Saturday's winners: John McCain in South Carolina;
Mitt Romney and Hillary Clinton in Nevada. (Associated Press)
Amy Chozick, Alex Frangos and Elizabeth Holmes (Wall Street Jornal) report on the presidential race:
Sens. Hillary Clinton and John McCain were quick to react to the Fed’s surprise three-quarter percentage-point rate cut this morning — but offered quite different messages.
“This is a global economic crisis,” Clinton said at a news conference early this morning. “It has pushed the Fed into an emergency meeting and a rate cut in an effort to take whatever action can be taken on the monetary side to begin to try to stabilize this situation which is obviously deteriorating.”
She went on to say that President Bush already should have convened a “working group on financial markets. … This has to be regulated across markets with regulators here and regulators around the world.” She also urged top lawmakers and the White House to reach agreement at their meeting today on a stimulus package that can clear Congress quickly.
McCain, on the other hand, didn’t apply the pressure, though he did put in a plug for his stimulus plan, consisting mostly of tax cuts, and a plug for the Fed. “The role of the Federal Reserve is to ensure that our financial markets are well-functioning and to support economic growth,” he explained in a statement. “I am confident that the action taken this morning to cut two key rates will support these goals. The U.S. economy has proven to be quite resilient. I am concerned about financial market events, but with the right leadership and pro-growth policies the economy can weather this upheaval.”
In Boca Raton, Fla., Mitt Romney, former governor of Massachusetts and former head of Bain Capital, acknowledged concerns about the stock market, and mentioning his investment in a blind trust at Sun Capital, which was started by one of the event’s attendees. “I hope I still have it at Sun Capital and I hope that as of tonight Sun Capital still has it too, so we’re all a little nervous about that,” he joked.
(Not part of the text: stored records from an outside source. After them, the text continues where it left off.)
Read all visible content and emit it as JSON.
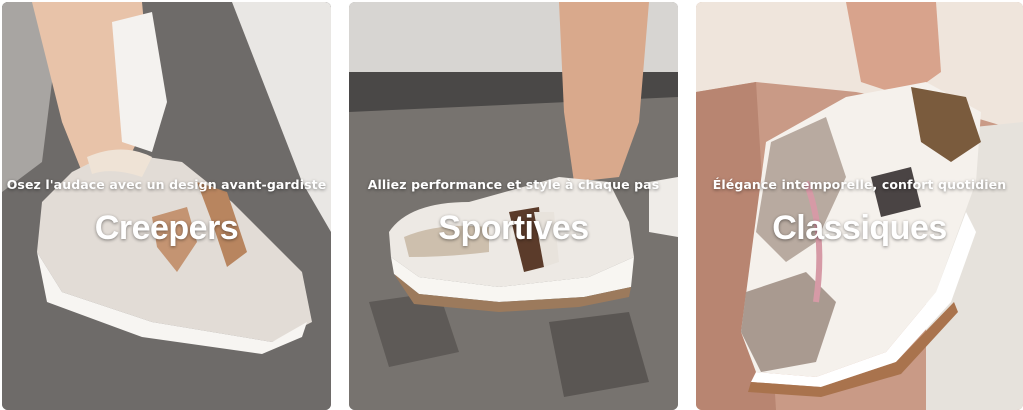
{
  "categories": [
    {
      "tagline": "Osez l'audace avec un design avant-gardiste",
      "title": "Creepers"
    },
    {
      "tagline": "Alliez performance et style à chaque pas",
      "title": "Sportives"
    },
    {
      "tagline": "Élégance intemporelle, confort quotidien",
      "title": "Classiques"
    }
  ]
}
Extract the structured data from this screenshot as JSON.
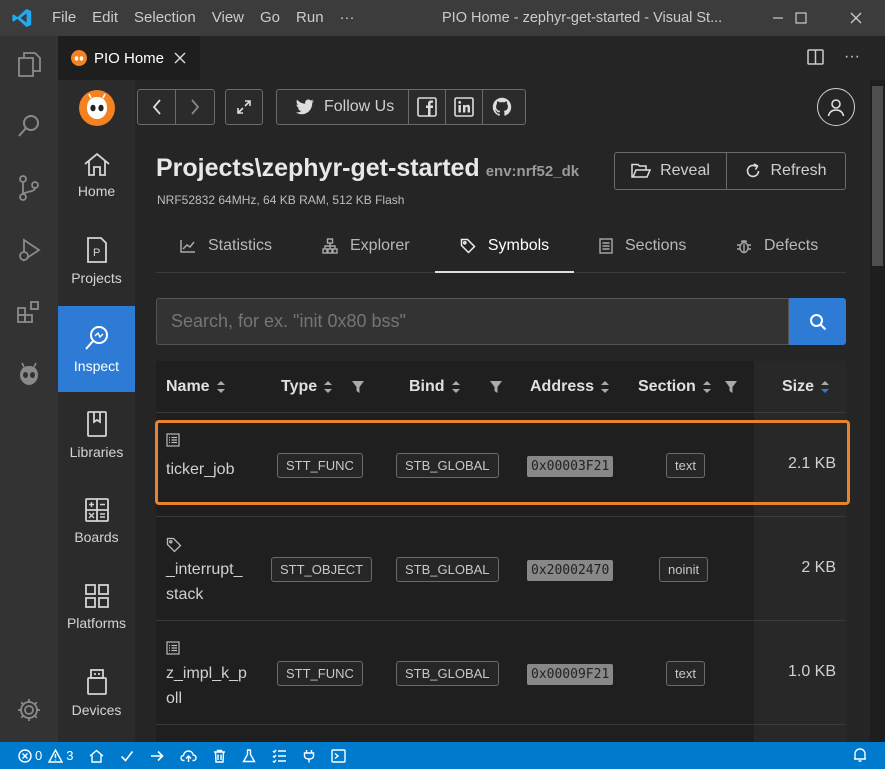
{
  "titlebar": {
    "menu": [
      "File",
      "Edit",
      "Selection",
      "View",
      "Go",
      "Run",
      "···"
    ],
    "title": "PIO Home - zephyr-get-started - Visual St..."
  },
  "tab": {
    "label": "PIO Home"
  },
  "pio_nav": [
    {
      "label": "Home",
      "icon": "home-icon"
    },
    {
      "label": "Projects",
      "icon": "projects-icon"
    },
    {
      "label": "Inspect",
      "icon": "inspect-icon",
      "active": true
    },
    {
      "label": "Libraries",
      "icon": "libraries-icon"
    },
    {
      "label": "Boards",
      "icon": "boards-icon"
    },
    {
      "label": "Platforms",
      "icon": "platforms-icon"
    },
    {
      "label": "Devices",
      "icon": "devices-icon"
    }
  ],
  "toolbar": {
    "follow_label": "Follow Us"
  },
  "project": {
    "title": "Projects\\zephyr-get-started",
    "env": "env:nrf52_dk",
    "specs": "NRF52832 64MHz, 64 KB RAM, 512 KB Flash",
    "reveal_label": "Reveal",
    "refresh_label": "Refresh"
  },
  "tabs": [
    {
      "label": "Statistics"
    },
    {
      "label": "Explorer"
    },
    {
      "label": "Symbols",
      "active": true
    },
    {
      "label": "Sections"
    },
    {
      "label": "Defects"
    }
  ],
  "search": {
    "placeholder": "Search, for ex. \"init 0x80 bss\""
  },
  "table": {
    "headers": [
      "Name",
      "Type",
      "Bind",
      "Address",
      "Section",
      "Size"
    ],
    "rows": [
      {
        "icon": "function-icon",
        "name": [
          "ticker_job"
        ],
        "type": "STT_FUNC",
        "bind": "STB_GLOBAL",
        "address": "0x00003F21",
        "section": "text",
        "size": "2.1 KB",
        "highlighted": true
      },
      {
        "icon": "tag-icon",
        "name": [
          "_interrupt_",
          "stack"
        ],
        "type": "STT_OBJECT",
        "bind": "STB_GLOBAL",
        "address": "0x20002470",
        "section": "noinit",
        "size": "2 KB"
      },
      {
        "icon": "function-icon",
        "name": [
          "z_impl_k_p",
          "oll"
        ],
        "type": "STT_FUNC",
        "bind": "STB_GLOBAL",
        "address": "0x00009F21",
        "section": "text",
        "size": "1.0 KB"
      }
    ]
  },
  "statusbar": {
    "errors": "0",
    "warnings": "3"
  },
  "colors": {
    "accent": "#2e7bd6",
    "highlight": "#e8822c",
    "statusbar": "#007acc",
    "pio_logo": "#f58220"
  }
}
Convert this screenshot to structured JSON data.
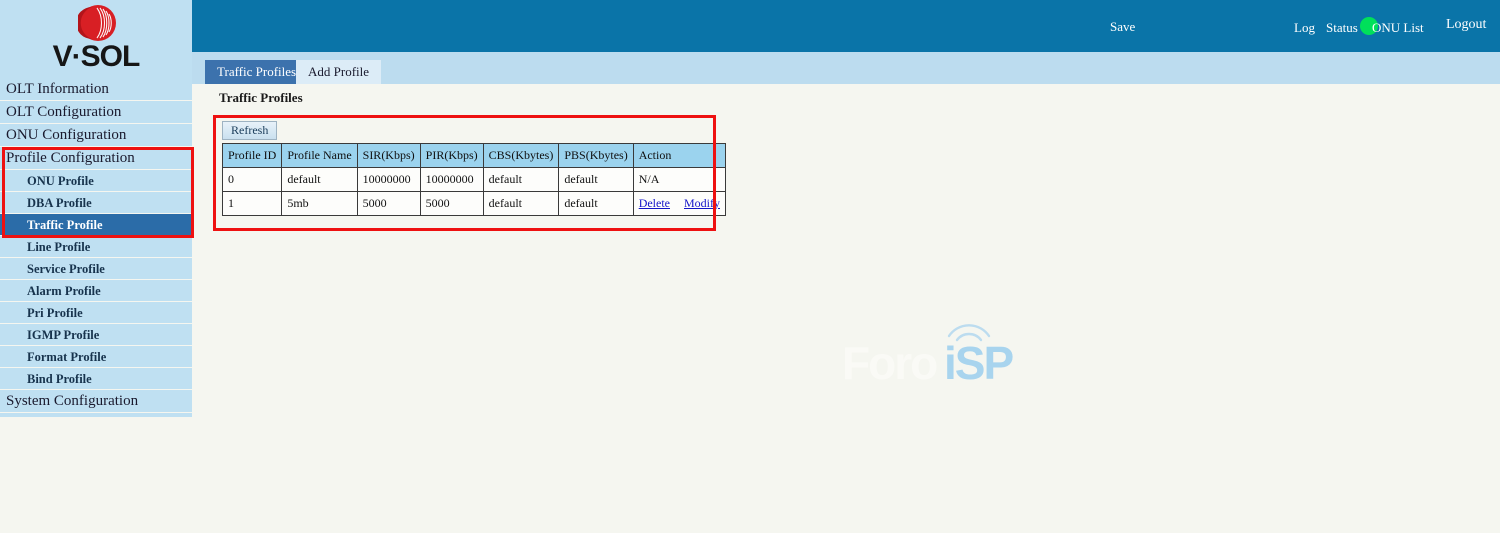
{
  "brand": {
    "logo_icon": "vsol-circle-logo",
    "wordmark": "V·SOL"
  },
  "header": {
    "save_label": "Save",
    "status_indicator_icon": "green-status-dot",
    "status_indicator_color": "#00e05a",
    "links": [
      {
        "label": "Log",
        "name": "log"
      },
      {
        "label": "Status",
        "name": "status"
      },
      {
        "label": "ONU List",
        "name": "onu-list"
      }
    ],
    "logout_label": "Logout",
    "bar_color": "#0a74a8"
  },
  "sidebar": {
    "background_color": "#bfe0f2",
    "highlight_color": "#ee1111",
    "active_color": "#2b6ca8",
    "top_items": [
      {
        "label": "OLT Information",
        "name": "olt-information"
      },
      {
        "label": "OLT Configuration",
        "name": "olt-configuration"
      },
      {
        "label": "ONU Configuration",
        "name": "onu-configuration"
      },
      {
        "label": "Profile Configuration",
        "name": "profile-configuration"
      }
    ],
    "profile_items": [
      {
        "label": "ONU Profile",
        "name": "onu-profile",
        "active": false
      },
      {
        "label": "DBA Profile",
        "name": "dba-profile",
        "active": false
      },
      {
        "label": "Traffic Profile",
        "name": "traffic-profile",
        "active": true
      },
      {
        "label": "Line Profile",
        "name": "line-profile",
        "active": false
      },
      {
        "label": "Service Profile",
        "name": "service-profile",
        "active": false
      },
      {
        "label": "Alarm Profile",
        "name": "alarm-profile",
        "active": false
      },
      {
        "label": "Pri Profile",
        "name": "pri-profile",
        "active": false
      },
      {
        "label": "IGMP Profile",
        "name": "igmp-profile",
        "active": false
      },
      {
        "label": "Format Profile",
        "name": "format-profile",
        "active": false
      },
      {
        "label": "Bind Profile",
        "name": "bind-profile",
        "active": false
      }
    ],
    "bottom_item": {
      "label": "System Configuration",
      "name": "system-configuration"
    }
  },
  "tabs": [
    {
      "label": "Traffic Profiles",
      "name": "traffic-profiles",
      "active": true
    },
    {
      "label": "Add Profile",
      "name": "add-profile",
      "active": false
    }
  ],
  "main": {
    "page_title": "Traffic Profiles",
    "refresh_label": "Refresh",
    "table": {
      "columns": [
        "Profile ID",
        "Profile Name",
        "SIR(Kbps)",
        "PIR(Kbps)",
        "CBS(Kbytes)",
        "PBS(Kbytes)",
        "Action"
      ],
      "rows": [
        {
          "profile_id": "0",
          "profile_name": "default",
          "sir": "10000000",
          "pir": "10000000",
          "cbs": "default",
          "pbs": "default",
          "action_text": "N/A",
          "has_links": false,
          "delete_label": "",
          "modify_label": ""
        },
        {
          "profile_id": "1",
          "profile_name": "5mb",
          "sir": "5000",
          "pir": "5000",
          "cbs": "default",
          "pbs": "default",
          "action_text": "",
          "has_links": true,
          "delete_label": "Delete",
          "modify_label": "Modify"
        }
      ]
    }
  },
  "watermark": {
    "text_left": "Foro",
    "text_right": "iSP",
    "icon": "antenna-tower-icon"
  }
}
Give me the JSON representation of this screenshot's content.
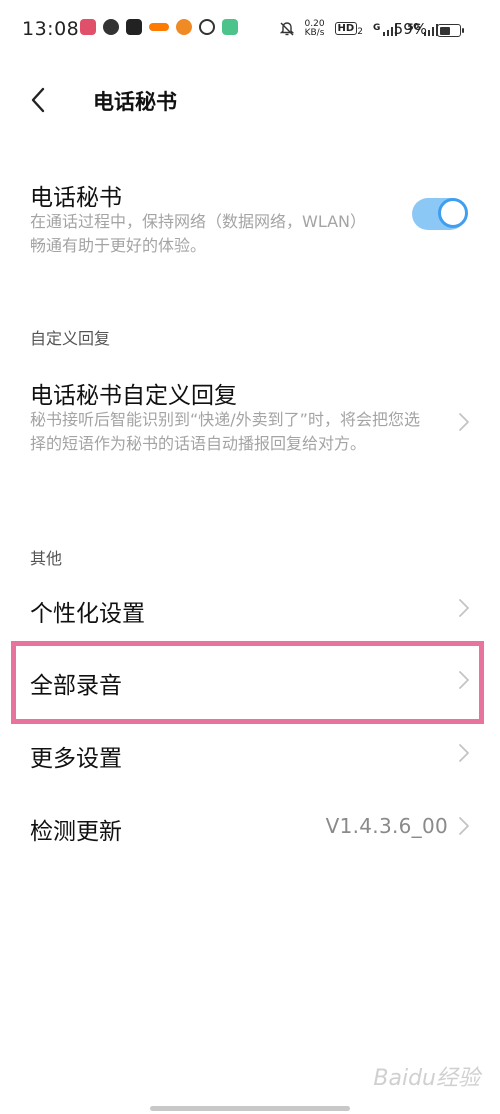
{
  "status_bar": {
    "time": "13:08",
    "net_speed_value": "0.20",
    "net_speed_unit": "KB/s",
    "hd_label": "HD",
    "hd_sub": "2",
    "gen1": "G",
    "gen2": "5G",
    "battery_percent": 59,
    "battery_text": "59%"
  },
  "header": {
    "title": "电话秘书"
  },
  "secretary": {
    "title": "电话秘书",
    "description": "在通话过程中，保持网络（数据网络，WLAN）畅通有助于更好的体验。",
    "enabled": true
  },
  "custom_reply_section": {
    "header": "自定义回复",
    "item_title": "电话秘书自定义回复",
    "item_description": "秘书接听后智能识别到“快递/外卖到了”时，将会把您选择的短语作为秘书的话语自动播报回复给对方。"
  },
  "other_section": {
    "header": "其他",
    "items": [
      {
        "label": "个性化设置"
      },
      {
        "label": "全部录音"
      },
      {
        "label": "更多设置"
      },
      {
        "label": "检测更新",
        "value": "V1.4.3.6_00"
      }
    ]
  },
  "watermark": "Baidu经验",
  "colors": {
    "toggle_track": "#8cc8f5",
    "toggle_knob_border": "#3f9ef0",
    "highlight": "#e8739d",
    "secondary_text": "#a4a4a4"
  }
}
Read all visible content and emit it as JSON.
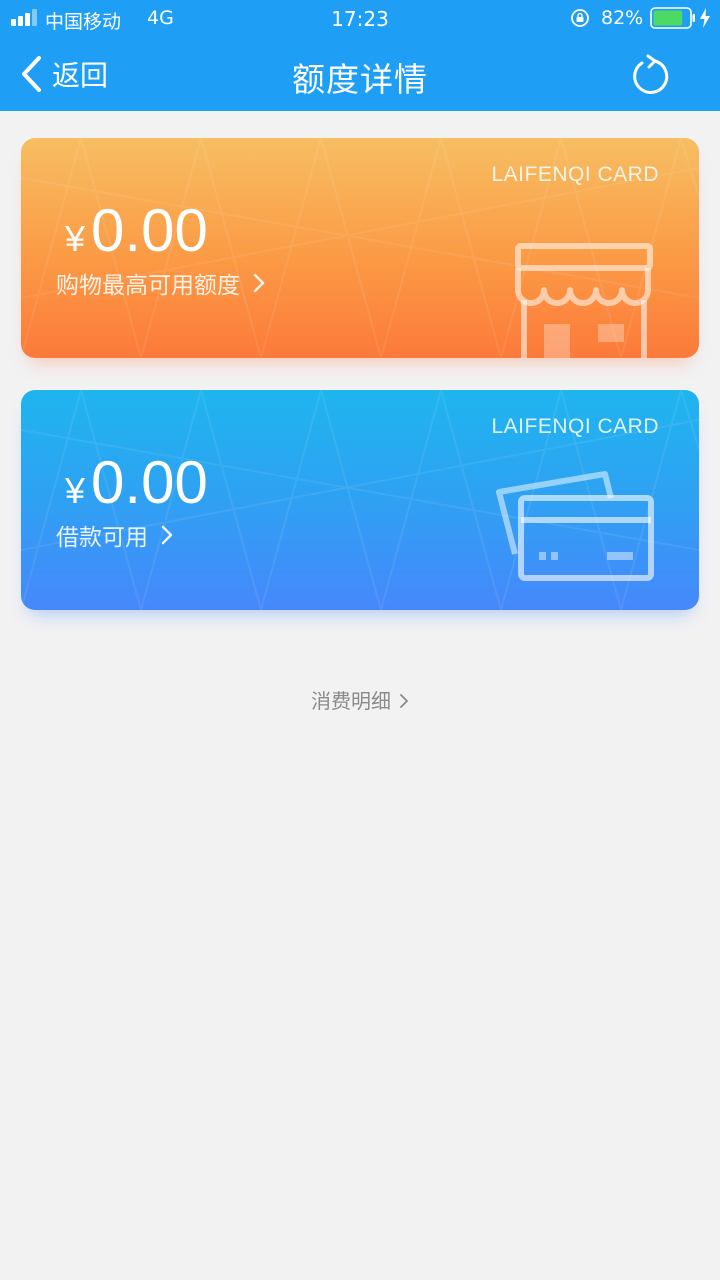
{
  "status_bar": {
    "carrier": "中国移动",
    "network": "4G",
    "time": "17:23",
    "battery": "82%",
    "battery_level": 0.82
  },
  "nav": {
    "back_label": "返回",
    "title": "额度详情",
    "refresh_icon": "refresh-icon"
  },
  "cards": [
    {
      "brand": "LAIFENQI CARD",
      "currency": "¥",
      "amount": "0.00",
      "link_label": "购物最高可用额度",
      "icon": "shop-icon",
      "color_top": "#f7be62",
      "color_bottom": "#fc7a3a"
    },
    {
      "brand": "LAIFENQI CARD",
      "currency": "¥",
      "amount": "0.00",
      "link_label": "借款可用",
      "icon": "credit-cards-icon",
      "color_top": "#1fb5ef",
      "color_bottom": "#4688fb"
    }
  ],
  "details_link": "消费明细",
  "colors": {
    "header": "#1e9ff5",
    "background": "#f2f2f3"
  }
}
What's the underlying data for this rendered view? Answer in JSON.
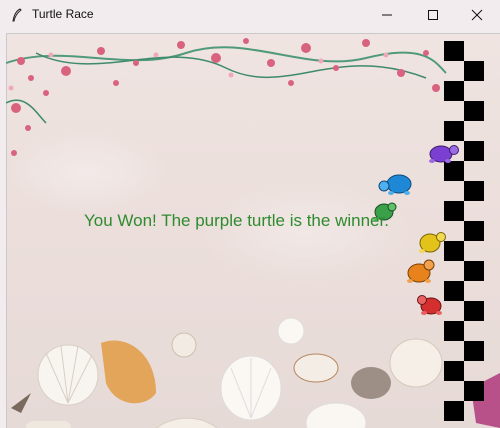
{
  "window": {
    "title": "Turtle Race",
    "minimize_icon": "minimize-icon",
    "maximize_icon": "maximize-icon",
    "close_icon": "close-icon"
  },
  "game": {
    "message": "You Won! The purple turtle is the winner.",
    "message_color": "#2e8b2e",
    "finish_line_colors": [
      "#000000",
      "#f3ecee"
    ],
    "turtles": [
      {
        "color": "purple",
        "hex": "#7b3fd1"
      },
      {
        "color": "blue",
        "hex": "#1e88d6"
      },
      {
        "color": "green",
        "hex": "#3aa04a"
      },
      {
        "color": "yellow",
        "hex": "#e3c21a"
      },
      {
        "color": "orange",
        "hex": "#e8821c"
      },
      {
        "color": "red",
        "hex": "#d32f2f"
      }
    ]
  }
}
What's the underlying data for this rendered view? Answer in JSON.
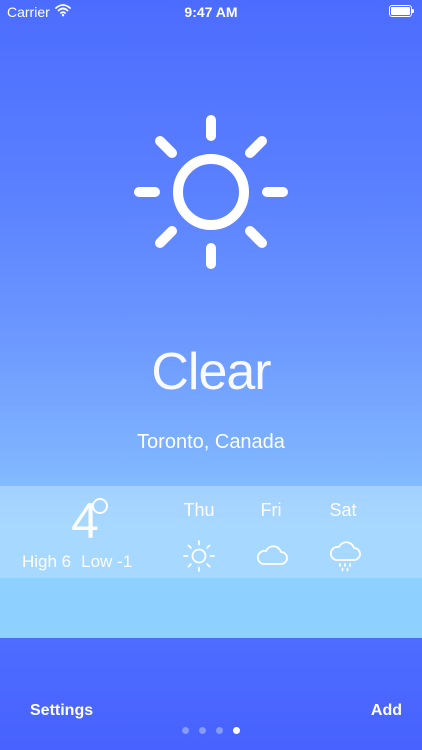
{
  "status_bar": {
    "carrier": "Carrier",
    "time": "9:47 AM"
  },
  "current": {
    "condition": "Clear",
    "location": "Toronto, Canada",
    "temperature": "4",
    "high_label": "High 6",
    "low_label": "Low -1",
    "icon": "sun-icon"
  },
  "forecast": [
    {
      "day": "Thu",
      "icon": "sun-icon"
    },
    {
      "day": "Fri",
      "icon": "cloud-icon"
    },
    {
      "day": "Sat",
      "icon": "rain-cloud-icon"
    }
  ],
  "bottom_bar": {
    "settings_label": "Settings",
    "add_label": "Add"
  },
  "pager": {
    "pages": 4,
    "active_index": 3
  },
  "colors": {
    "top": "#4C6CFF",
    "band": "#BEE1FF",
    "lower_band": "#8ED0FF",
    "bottom_bar": "#4762FF"
  }
}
Getting serious — and optimistic — Romney said: “I can tell you from my own personal experience that every time I’ve seen things really get scary and the markets really collapse that I put aside that fear for a moment and say, ‘Ah-ha, is this a buying opportunity?’ Because my experience has always been what goes down, comes back up.”
He then returned to the presidential pitch, saying that restoring the economy’s health “is going to require, I believe, action on the part of leadership in Washington to do those things which will convince the world that America is going to come back strong and our economic foundation is secure.”